There’s no doubt that thousands of consumers will be rushing to buy Snapchat Spectacles now that they’re officially available to purchase online. But what about the kinds of glasses we actually need?
I’ve been in the online eyewear business for a dozen years, and I’d like to think that people trust me to know my stuff. And yet when my trainer came to me the other day asking for eyewear advice, she told me she’d probably look at some glasses at the store before shopping on our website.
I hear this all time. People nowadays go online for 51% of their shopping rather than buying in stores. They’ll buy cheese, wedding dresses, home appliances — you name it — on the internet. And yet many shoppers are hesitant to buy glasses the same way. In fact, the overwhelming majority of glasses are still purchased in stores.
I understand shoppers’ reluctance. Glasses are personal and they’re right on your face for everyone to see. People are concerned about quality, about having the right prescription, about returns and — above all — about fit.

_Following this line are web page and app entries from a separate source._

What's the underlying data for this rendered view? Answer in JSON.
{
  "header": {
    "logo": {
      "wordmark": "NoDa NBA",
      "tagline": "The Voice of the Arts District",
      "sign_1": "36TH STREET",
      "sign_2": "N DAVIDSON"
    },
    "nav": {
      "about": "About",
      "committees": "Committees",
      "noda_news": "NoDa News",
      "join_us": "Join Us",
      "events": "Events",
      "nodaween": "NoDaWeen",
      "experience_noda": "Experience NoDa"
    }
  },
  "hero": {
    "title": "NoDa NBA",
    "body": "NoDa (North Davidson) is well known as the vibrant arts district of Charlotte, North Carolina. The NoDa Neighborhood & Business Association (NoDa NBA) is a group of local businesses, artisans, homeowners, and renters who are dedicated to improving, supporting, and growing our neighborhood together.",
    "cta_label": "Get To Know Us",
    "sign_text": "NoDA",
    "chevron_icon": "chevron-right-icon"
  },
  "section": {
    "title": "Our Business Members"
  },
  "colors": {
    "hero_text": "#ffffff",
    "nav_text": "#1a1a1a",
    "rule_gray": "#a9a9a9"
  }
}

Unfortunately, many people are still missing out on some big advantages to shopping online for eyewear. Possibly the biggest: glasses can be cheaper online compared to in stores. And if you’re not worried about a fashion-house label, you can find a wide selection of quality eyewear for even less. Thankfully it’s getting easier to buy glasses with a few clicks, especially if you bear a few key tips in mind.
Get the right prescription
Getting your eyes examined from a qualified optometrist or ophthalmologist — an eye doctor — is the critical first step to getting any kind of prescription eyewear. This is important not just to ensure you get the right prescription, but to protect the overall health of your eyes. Experts recommend you should have your eyes examined every year or two.
Being proactive during the exam can make a huge difference when it comes time to choose the perfect glasses. Be sure to ask your eye care professional for your written prescription, for starters. It’s also a good idea to ask for your pupillary distance (PD), a simple measurement of the distance between your eyes (you can also find guides to take your own PD measurement). And don’t miss the chance to get your doctor’s input on what kind of lenses and coatings might be right for you. Strong prescriptions, for instance, generally call for high-index lenses, which are thinner and lighter.
Try before you buy
You don’t just want to see well, you want to look good, too. Good eyewear websites offer software that lets you see on-screen how your glasses will look on your face. For example, on EyeBuyDirect you can upload a picture of yourself to try out different frames, then show the pictures to your friends or share them on Facebook.
If you don’t want to try out every pair of glasses, it’s worth narrowing the selection by figuring out what your face shape is first. It can be helpful to look at pictures of models with similar features as you and see what styles look best. One caveat: if you have very strong prescription, it’s usually a good idea to steer clear of larger frames, which can end up being very heavy.
Crowdsource some feedback
Let’s say you’ve found a pair of glasses you’d love, but want to know what people think of them in real life and how they actually hold up over time. Double check the reviews: reputable sites will have an unfiltered review system for each pair of glasses. You’ll be able to see other customers’ unbiased feedback.
Contrary to popular belief, these are generally true and unfiltered. Better still, you’ll hear some helpful details you may not have thought of before. Just as on Amazon and other ecomm sites, these reviews are often the most reliable way to get a 360-degree perspective on your purchase, warts and all.
Look beyond the frames
Eyeglass frames can be gorgeous, but their point is to hold lenses so you can see. When buying online, all lenses are not created equal. Plus, bifocals and progressive lenses present additional challenges. To make the best choice, consult a simple online guide to find out what lenses are best suited to your particular prescription.
For example, if you stare at a computer, phone or tablet all day, for example, you may want to consider a digital screen protection coating, which reduces eyestrain by cutting down the amount of high-energy blue-violet light that passes through the lens.
If, after all this information, you still feel a little uneasy, just be sure there’s a liberal return policy wherever you shop. Good retailers will allow a reasonable time for you to return or exchange your purchase, no-questions-asked. If they can promise you that, there’s really no reason not to take the plunge and order your first pair of glasses online.